→ **WORK TO BE COMPLETED**
Would you please copy the entries exactly, leaving every picture aside?

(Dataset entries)
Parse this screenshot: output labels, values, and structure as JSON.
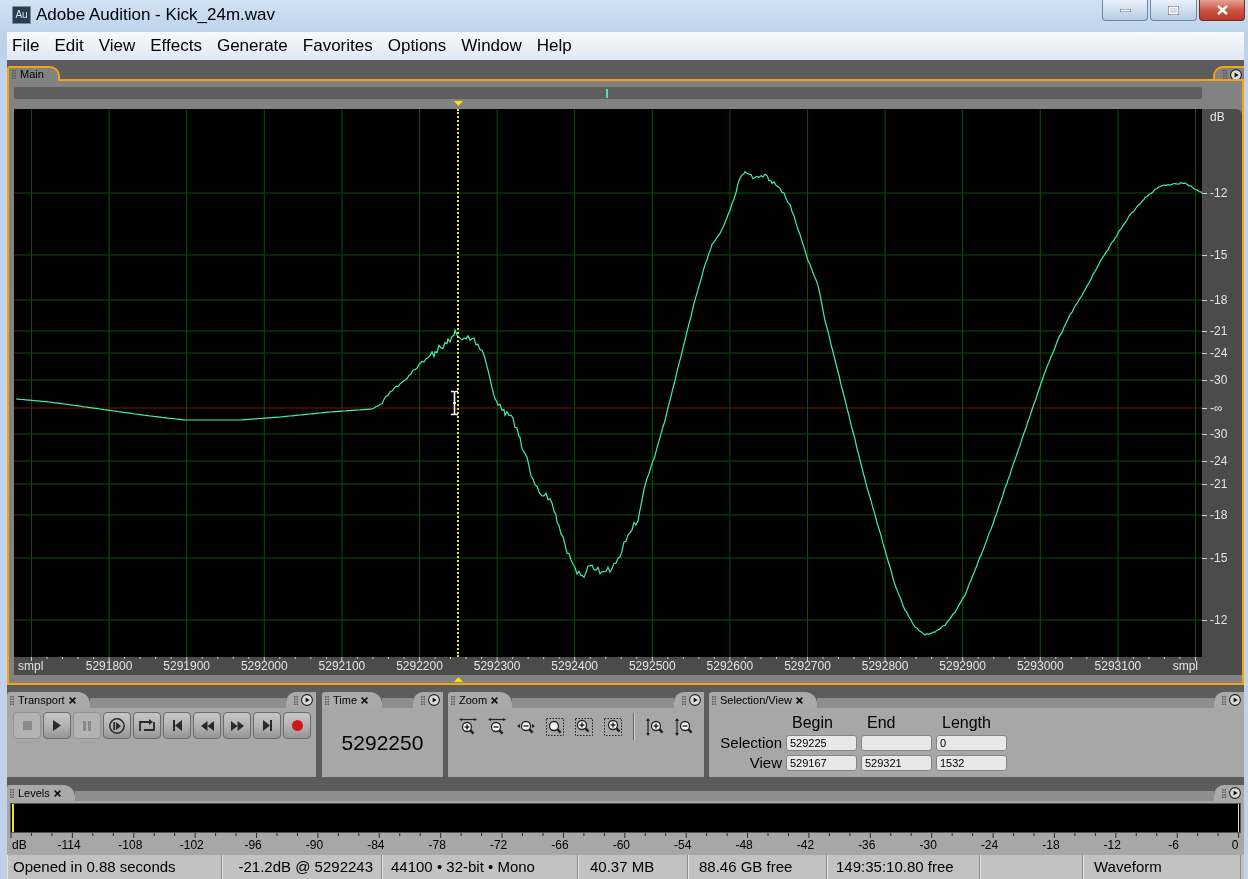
{
  "window": {
    "title": "Adobe Audition - Kick_24m.wav",
    "app_icon": "Au"
  },
  "menu": [
    {
      "label": "File"
    },
    {
      "label": "Edit"
    },
    {
      "label": "View"
    },
    {
      "label": "Effects"
    },
    {
      "label": "Generate"
    },
    {
      "label": "Favorites"
    },
    {
      "label": "Options"
    },
    {
      "label": "Window"
    },
    {
      "label": "Help"
    }
  ],
  "main": {
    "tab": {
      "label": "Main",
      "selected": true
    },
    "playhead": {
      "level": 0.374
    },
    "sample_ruler": {
      "unit_left": "smpl",
      "labels": [
        "5291800",
        "5291900",
        "5292000",
        "5292100",
        "5292200",
        "5292300",
        "5292400",
        "5292500",
        "5292600",
        "5292700",
        "5292800",
        "5292900",
        "5293000",
        "5293100"
      ],
      "unit_right": "smpl"
    },
    "db_ruler": {
      "unit": "dB",
      "labels": [
        "-12",
        "-15",
        "-18",
        "-21",
        "-24",
        "-30",
        "-∞",
        "-30",
        "-24",
        "-21",
        "-18",
        "-15",
        "-12"
      ]
    }
  },
  "transport": {
    "tab": {
      "label": "Transport",
      "selected": false
    },
    "buttons": [
      {
        "kind": "stop",
        "disabled": true
      },
      {
        "kind": "play",
        "disabled": false
      },
      {
        "kind": "pause",
        "disabled": true
      },
      {
        "kind": "playtoend",
        "disabled": false
      },
      {
        "kind": "loop",
        "disabled": false
      },
      {
        "kind": "start",
        "disabled": false
      },
      {
        "kind": "rewind",
        "disabled": false
      },
      {
        "kind": "forward",
        "disabled": false
      },
      {
        "kind": "end",
        "disabled": false
      },
      {
        "kind": "record",
        "disabled": false
      }
    ]
  },
  "time": {
    "tab": {
      "label": "Time",
      "selected": false
    },
    "value": "5292250"
  },
  "zoom": {
    "tab": {
      "label": "Zoom",
      "selected": false
    },
    "tools": [
      {
        "kind": "infull"
      },
      {
        "kind": "outfull"
      },
      {
        "kind": "outcenter"
      },
      {
        "kind": "selection"
      },
      {
        "kind": "left"
      },
      {
        "kind": "right"
      },
      {
        "kind": "separator"
      },
      {
        "kind": "vin"
      },
      {
        "kind": "vout"
      }
    ]
  },
  "selection_view": {
    "tab": {
      "label": "Selection/View",
      "selected": false
    },
    "columns": [
      "Begin",
      "End",
      "Length"
    ],
    "rows": [
      {
        "label": "Selection",
        "begin": "529225",
        "length": "0"
      },
      {
        "label": "View",
        "begin": "529167",
        "end": "529321",
        "length": "1532"
      }
    ]
  },
  "levels": {
    "tab": {
      "label": "Levels",
      "selected": false
    },
    "scale": [
      "dB",
      "-114",
      "-108",
      "-102",
      "-96",
      "-90",
      "-84",
      "-78",
      "-72",
      "-66",
      "-60",
      "-54",
      "-48",
      "-42",
      "-36",
      "-30",
      "-24",
      "-18",
      "-12",
      "-6",
      "0"
    ]
  },
  "status_bar": [
    "Opened in 0.88 seconds",
    "-21.2dB @ 5292243",
    "44100 • 32-bit • Mono",
    "40.37 MB",
    "88.46 GB free",
    "149:35:10.80 free",
    "Waveform"
  ]
}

→ **TASK SOLUTION**
Parse this screenshot: output labels, values, and structure as JSON.
{
  "window": {
    "title": "Adobe Audition - Kick_24m.wav",
    "app_icon": "Au"
  },
  "menu": [
    {
      "label": "File"
    },
    {
      "label": "Edit"
    },
    {
      "label": "View"
    },
    {
      "label": "Effects"
    },
    {
      "label": "Generate"
    },
    {
      "label": "Favorites"
    },
    {
      "label": "Options"
    },
    {
      "label": "Window"
    },
    {
      "label": "Help"
    }
  ],
  "main": {
    "tab": {
      "label": "Main",
      "selected": true
    },
    "playhead": {
      "level": 0.374
    },
    "sample_ruler": {
      "unit_left": "smpl",
      "labels": [
        "5291800",
        "5291900",
        "5292000",
        "5292100",
        "5292200",
        "5292300",
        "5292400",
        "5292500",
        "5292600",
        "5292700",
        "5292800",
        "5292900",
        "5293000",
        "5293100"
      ],
      "unit_right": "smpl"
    },
    "db_ruler": {
      "unit": "dB",
      "labels": [
        "-12",
        "-15",
        "-18",
        "-21",
        "-24",
        "-30",
        "-∞",
        "-30",
        "-24",
        "-21",
        "-18",
        "-15",
        "-12"
      ]
    }
  },
  "transport": {
    "tab": {
      "label": "Transport",
      "selected": false
    },
    "buttons": [
      {
        "kind": "stop",
        "disabled": true
      },
      {
        "kind": "play",
        "disabled": false
      },
      {
        "kind": "pause",
        "disabled": true
      },
      {
        "kind": "playtoend",
        "disabled": false
      },
      {
        "kind": "loop",
        "disabled": false
      },
      {
        "kind": "start",
        "disabled": false
      },
      {
        "kind": "rewind",
        "disabled": false
      },
      {
        "kind": "forward",
        "disabled": false
      },
      {
        "kind": "end",
        "disabled": false
      },
      {
        "kind": "record",
        "disabled": false
      }
    ]
  },
  "time": {
    "tab": {
      "label": "Time",
      "selected": false
    },
    "value": "5292250"
  },
  "zoom": {
    "tab": {
      "label": "Zoom",
      "selected": false
    },
    "tools": [
      {
        "kind": "infull"
      },
      {
        "kind": "outfull"
      },
      {
        "kind": "outcenter"
      },
      {
        "kind": "selection"
      },
      {
        "kind": "left"
      },
      {
        "kind": "right"
      },
      {
        "kind": "separator"
      },
      {
        "kind": "vin"
      },
      {
        "kind": "vout"
      }
    ]
  },
  "selection_view": {
    "tab": {
      "label": "Selection/View",
      "selected": false
    },
    "columns": [
      "Begin",
      "End",
      "Length"
    ],
    "rows": [
      {
        "label": "Selection",
        "begin": "529225",
        "length": "0"
      },
      {
        "label": "View",
        "begin": "529167",
        "end": "529321",
        "length": "1532"
      }
    ]
  },
  "levels": {
    "tab": {
      "label": "Levels",
      "selected": false
    },
    "scale": [
      "dB",
      "-114",
      "-108",
      "-102",
      "-96",
      "-90",
      "-84",
      "-78",
      "-72",
      "-66",
      "-60",
      "-54",
      "-48",
      "-42",
      "-36",
      "-30",
      "-24",
      "-18",
      "-12",
      "-6",
      "0"
    ]
  },
  "status_bar": [
    "Opened in 0.88 seconds",
    "-21.2dB @ 5292243",
    "44100 • 32-bit • Mono",
    "40.37 MB",
    "88.46 GB free",
    "149:35:10.80 free",
    "Waveform"
  ]
}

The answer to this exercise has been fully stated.